*** Data records Section Begins ***

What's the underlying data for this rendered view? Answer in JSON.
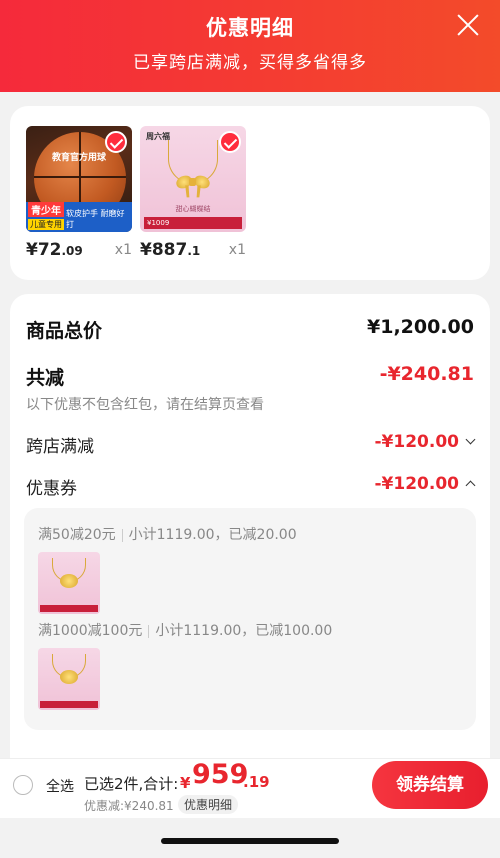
{
  "header": {
    "title": "优惠明细",
    "subtitle": "已享跨店满减，买得多省得多"
  },
  "products": [
    {
      "price_int": "¥72",
      "price_dec": ".09",
      "qty": "x1",
      "image_text": "教育官方用球",
      "tag1": "青少年",
      "tag2": "儿童专用",
      "tag3": "软皮护手 耐磨好打"
    },
    {
      "price_int": "¥887",
      "price_dec": ".1",
      "qty": "x1",
      "logo_text": "周六福",
      "caption": "甜心蝴蝶结",
      "bar_text": "¥1009"
    }
  ],
  "summary": {
    "total_label": "商品总价",
    "total_value": "¥1,200.00",
    "reduce_label": "共减",
    "reduce_value": "-¥240.81",
    "note": "以下优惠不包含红包，请在结算页查看",
    "cross_store_label": "跨店满减",
    "cross_store_value": "-¥120.00",
    "coupon_label": "优惠券",
    "coupon_value": "-¥120.00"
  },
  "coupons": [
    {
      "rule": "满50减20元",
      "detail": "小计1119.00，已减20.00"
    },
    {
      "rule": "满1000减100元",
      "detail": "小计1119.00，已减100.00"
    }
  ],
  "bottom_bar": {
    "select_all": "全选",
    "selected": "已选2件,合计:",
    "currency": "¥",
    "total_int": "959",
    "total_dec": ".19",
    "discount": "优惠减:¥240.81",
    "detail_link": "优惠明细",
    "checkout": "领券结算"
  },
  "colors": {
    "accent": "#e8262e",
    "header_gradient_start": "#f52a3b",
    "header_gradient_end": "#f34b2a"
  }
}
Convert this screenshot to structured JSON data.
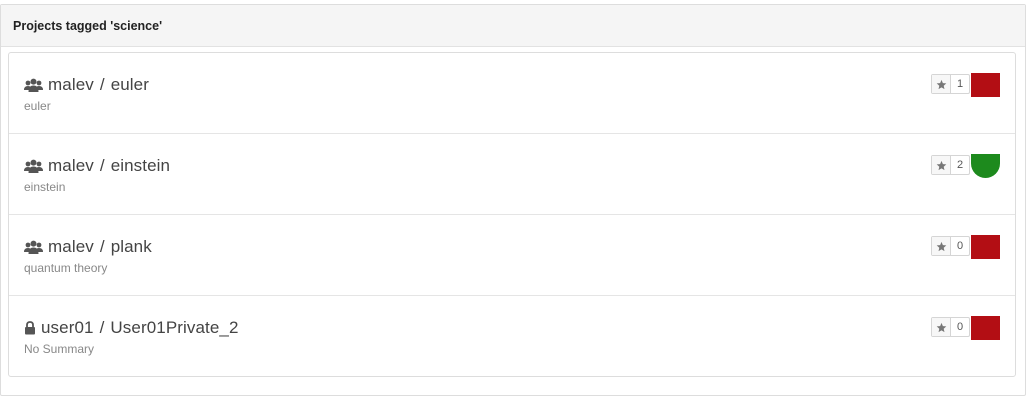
{
  "panel": {
    "heading": "Projects tagged 'science'"
  },
  "projects": [
    {
      "icon": "group-icon",
      "owner": "malev",
      "separator": "/",
      "name": "euler",
      "description": "euler",
      "stars": "1",
      "status": "failed",
      "status_color": "#b30e14"
    },
    {
      "icon": "group-icon",
      "owner": "malev",
      "separator": "/",
      "name": "einstein",
      "description": "einstein",
      "stars": "2",
      "status": "success",
      "status_color": "#1d8a1d"
    },
    {
      "icon": "group-icon",
      "owner": "malev",
      "separator": "/",
      "name": "plank",
      "description": "quantum theory",
      "stars": "0",
      "status": "failed",
      "status_color": "#b30e14"
    },
    {
      "icon": "lock-icon",
      "owner": "user01",
      "separator": "/",
      "name": "User01Private_2",
      "description": "No Summary",
      "stars": "0",
      "status": "failed",
      "status_color": "#b30e14"
    }
  ]
}
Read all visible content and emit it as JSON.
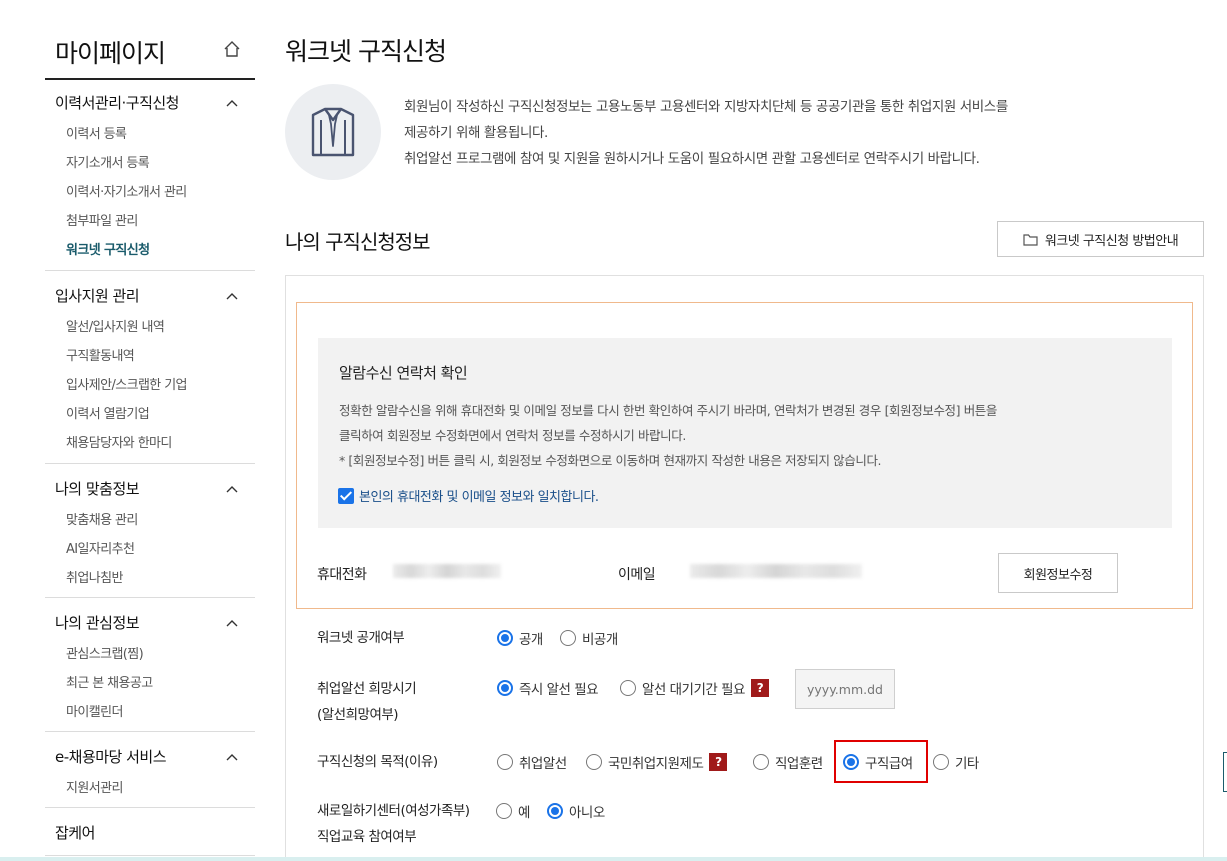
{
  "sidebar": {
    "title": "마이페이지",
    "groups": [
      {
        "title": "이력서관리·구직신청",
        "items": [
          "이력서 등록",
          "자기소개서 등록",
          "이력서·자기소개서 관리",
          "첨부파일 관리",
          "워크넷 구직신청"
        ]
      },
      {
        "title": "입사지원 관리",
        "items": [
          "알선/입사지원 내역",
          "구직활동내역",
          "입사제안/스크랩한 기업",
          "이력서 열람기업",
          "채용담당자와 한마디"
        ]
      },
      {
        "title": "나의 맞춤정보",
        "items": [
          "맞춤채용 관리",
          "AI일자리추천",
          "취업나침반"
        ]
      },
      {
        "title": "나의 관심정보",
        "items": [
          "관심스크랩(찜)",
          "최근 본 채용공고",
          "마이캘린더"
        ]
      },
      {
        "title": "e-채용마당 서비스",
        "items": [
          "지원서관리"
        ]
      },
      {
        "title": "잡케어",
        "items": []
      }
    ],
    "active_item": "워크넷 구직신청"
  },
  "main": {
    "page_title": "워크넷 구직신청",
    "intro": [
      "회원님이 작성하신 구직신청정보는 고용노동부 고용센터와 지방자치단체 등 공공기관을 통한 취업지원 서비스를",
      "제공하기 위해 활용됩니다.",
      "취업알선 프로그램에 참여 및 지원을 원하시거나 도움이 필요하시면 관할 고용센터로 연락주시기 바랍니다."
    ],
    "section_title": "나의 구직신청정보",
    "guide_button": "워크넷 구직신청 방법안내",
    "notice": {
      "title": "알람수신 연락처 확인",
      "lines": [
        "정확한 알람수신을 위해 휴대전화 및 이메일 정보를 다시 한번 확인하여 주시기 바라며, 연락처가 변경된 경우 [회원정보수정] 버튼을",
        "클릭하여 회원정보 수정화면에서 연락처 정보를 수정하시기 바랍니다.",
        "* [회원정보수정] 버튼 클릭 시, 회원정보 수정화면으로 이동하며 현재까지 작성한 내용은 저장되지 않습니다."
      ],
      "agree_label": "본인의 휴대전화 및 이메일 정보와 일치합니다.",
      "agree_checked": true
    },
    "contact": {
      "phone_label": "휴대전화",
      "email_label": "이메일",
      "edit_button": "회원정보수정"
    },
    "form": {
      "public": {
        "label": "워크넷 공개여부",
        "options": [
          "공개",
          "비공개"
        ],
        "selected": "공개"
      },
      "timing": {
        "label": [
          "취업알선 희망시기",
          "(알선희망여부)"
        ],
        "options": [
          "즉시 알선 필요",
          "알선 대기기간 필요"
        ],
        "selected": "즉시 알선 필요",
        "date_placeholder": "yyyy.mm.dd"
      },
      "purpose": {
        "label": "구직신청의 목적(이유)",
        "options": [
          "취업알선",
          "국민취업지원제도",
          "직업훈련",
          "구직급여",
          "기타"
        ],
        "selected": "구직급여"
      },
      "women_center": {
        "label": [
          "새로일하기센터(여성가족부)",
          "직업교육 참여여부"
        ],
        "options": [
          "예",
          "아니오"
        ],
        "selected": "아니오"
      }
    },
    "help_mark": "?"
  }
}
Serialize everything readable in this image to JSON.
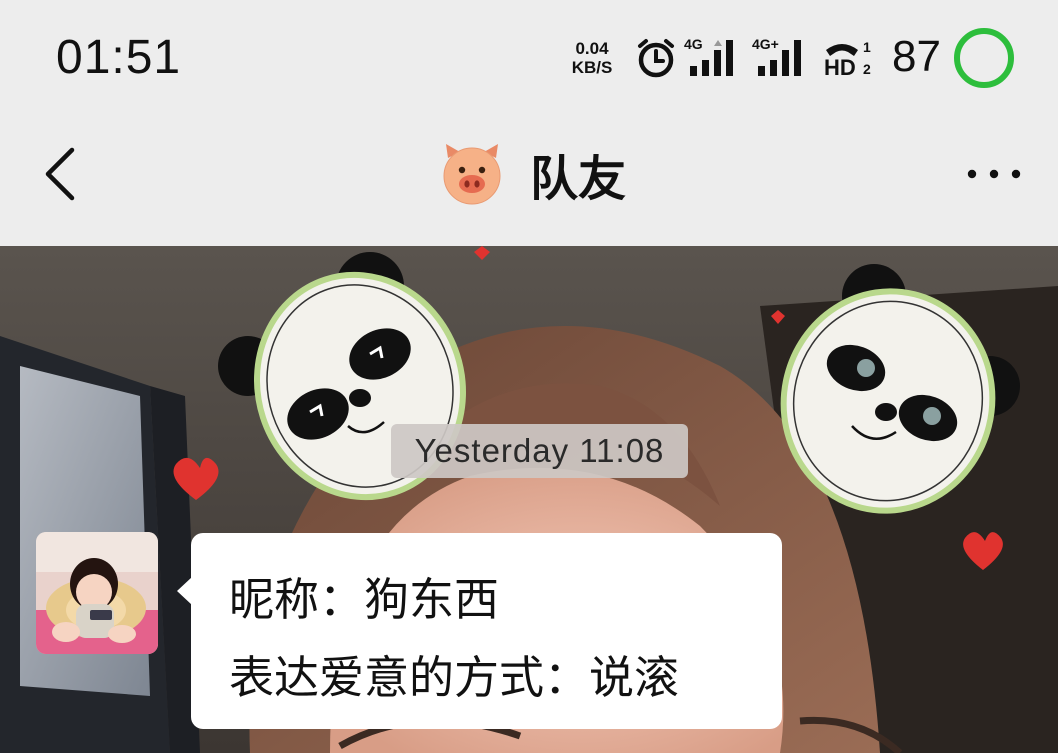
{
  "status_bar": {
    "time": "01:51",
    "net_speed_value": "0.04",
    "net_speed_unit": "KB/S",
    "signal1_label": "4G",
    "signal2_label": "4G+",
    "hd_label": "HD",
    "battery_level": "87",
    "battery_ring_color": "#2dbe3c"
  },
  "title_bar": {
    "title": "队友",
    "title_icon": "pig-face-emoji-icon",
    "back_icon": "chevron-left-icon",
    "more_icon": "more-dots-icon"
  },
  "chat": {
    "timestamp": "Yesterday 11:08",
    "messages": [
      {
        "sender_avatar": "baby-avatar",
        "lines": [
          "昵称：狗东西",
          "表达爱意的方式：说滚"
        ]
      }
    ]
  }
}
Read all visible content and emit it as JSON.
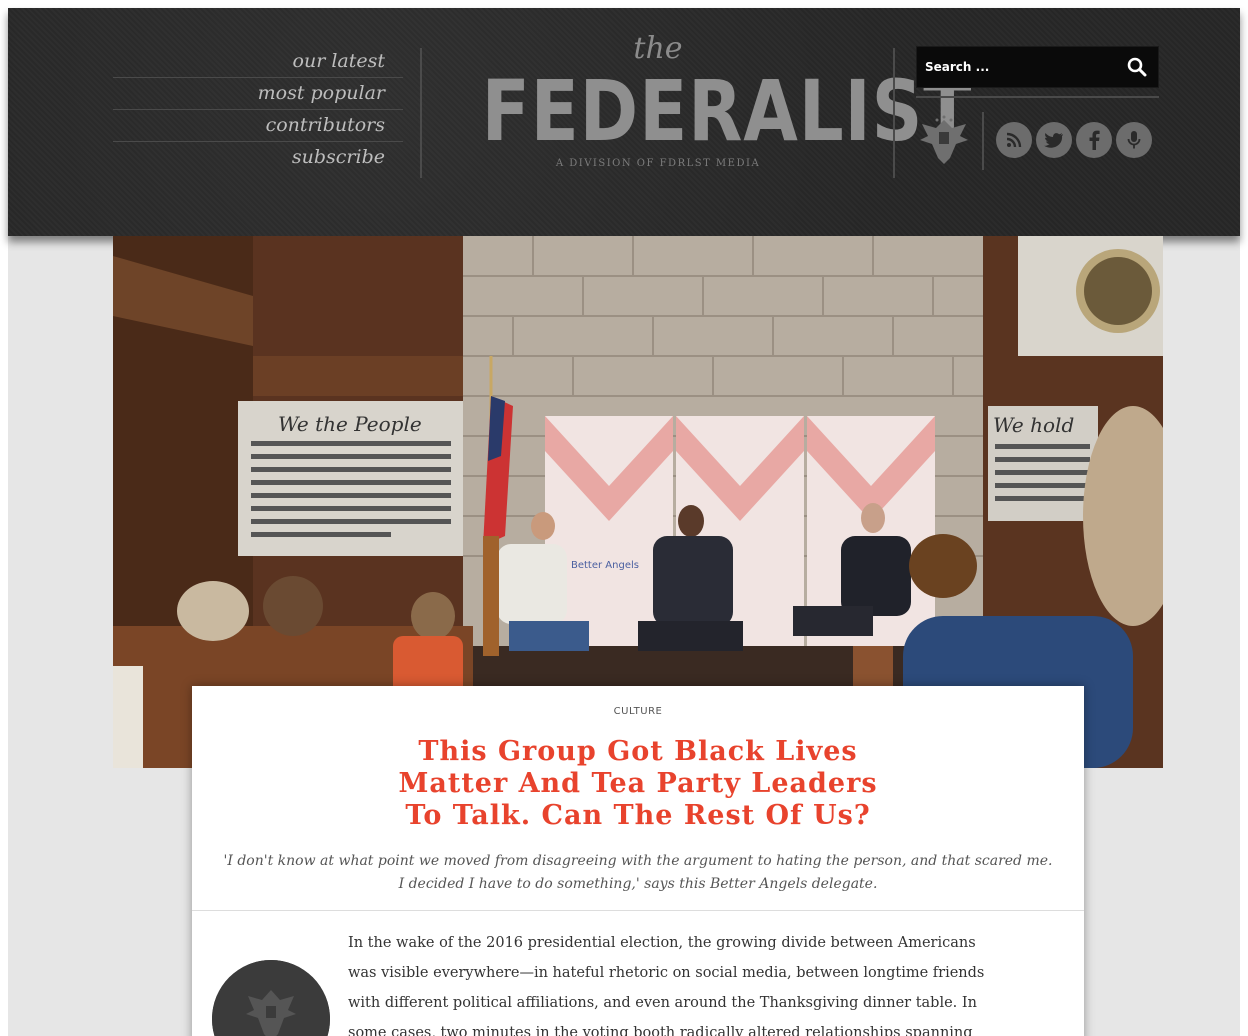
{
  "nav": {
    "items": [
      {
        "label": "our latest"
      },
      {
        "label": "most popular"
      },
      {
        "label": "contributors"
      },
      {
        "label": "subscribe"
      }
    ]
  },
  "logo": {
    "the": "the",
    "name": "FEDERALIST",
    "tagline": "A DIVISION OF FDRLST MEDIA"
  },
  "search": {
    "placeholder": "Search ..."
  },
  "social": {
    "icons": [
      "eagle-logo-icon",
      "rss-icon",
      "twitter-icon",
      "facebook-icon",
      "podcast-microphone-icon"
    ]
  },
  "hero": {
    "banner_left_heading": "We the People",
    "banner_right_heading": "We hold",
    "backdrop_label": "Better Angels"
  },
  "article": {
    "kicker": "CULTURE",
    "title_lines": [
      "This Group Got Black Lives",
      "Matter And Tea Party Leaders",
      "To Talk. Can The Rest Of Us?"
    ],
    "subtitle": "'I don't know at what point we moved from disagreeing with the argument to hating the person, and that scared me. I decided I have to do something,' says this Better Angels delegate.",
    "body_lines": [
      "In the wake of the 2016 presidential election, the growing divide between Americans",
      "was visible everywhere—in hateful rhetoric on social media, between longtime friends",
      "with different political affiliations, and even around the Thanksgiving dinner table. In",
      "some cases, two minutes in the voting booth radically altered relationships spanning"
    ]
  },
  "colors": {
    "header_bg": "#2a2a2a",
    "title_red": "#e8432d",
    "page_bg": "#e6e6e6"
  }
}
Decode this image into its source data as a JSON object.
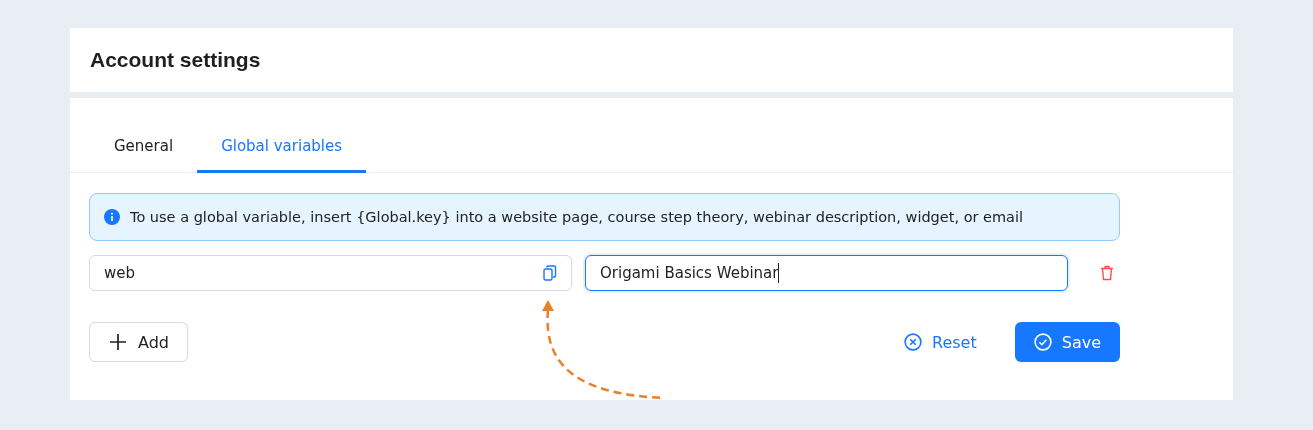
{
  "header": {
    "title": "Account settings"
  },
  "tabs": [
    {
      "label": "General",
      "selected": false
    },
    {
      "label": "Global variables",
      "selected": true
    }
  ],
  "info": {
    "text": "To use a global variable, insert {Global.key} into a website page, course step theory, webinar description, widget, or email"
  },
  "variables": [
    {
      "key": "web",
      "value": "Origami Basics Webinar",
      "focused": true
    }
  ],
  "buttons": {
    "add": "Add",
    "reset": "Reset",
    "save": "Save"
  }
}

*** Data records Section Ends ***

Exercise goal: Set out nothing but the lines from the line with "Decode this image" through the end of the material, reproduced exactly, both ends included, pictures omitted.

Task output:
Decode this image into its source data as a JSON object.
{
  "header": {
    "title": "Account settings"
  },
  "tabs": [
    {
      "label": "General",
      "selected": false
    },
    {
      "label": "Global variables",
      "selected": true
    }
  ],
  "info": {
    "text": "To use a global variable, insert {Global.key} into a website page, course step theory, webinar description, widget, or email"
  },
  "variables": [
    {
      "key": "web",
      "value": "Origami Basics Webinar",
      "focused": true
    }
  ],
  "buttons": {
    "add": "Add",
    "reset": "Reset",
    "save": "Save"
  }
}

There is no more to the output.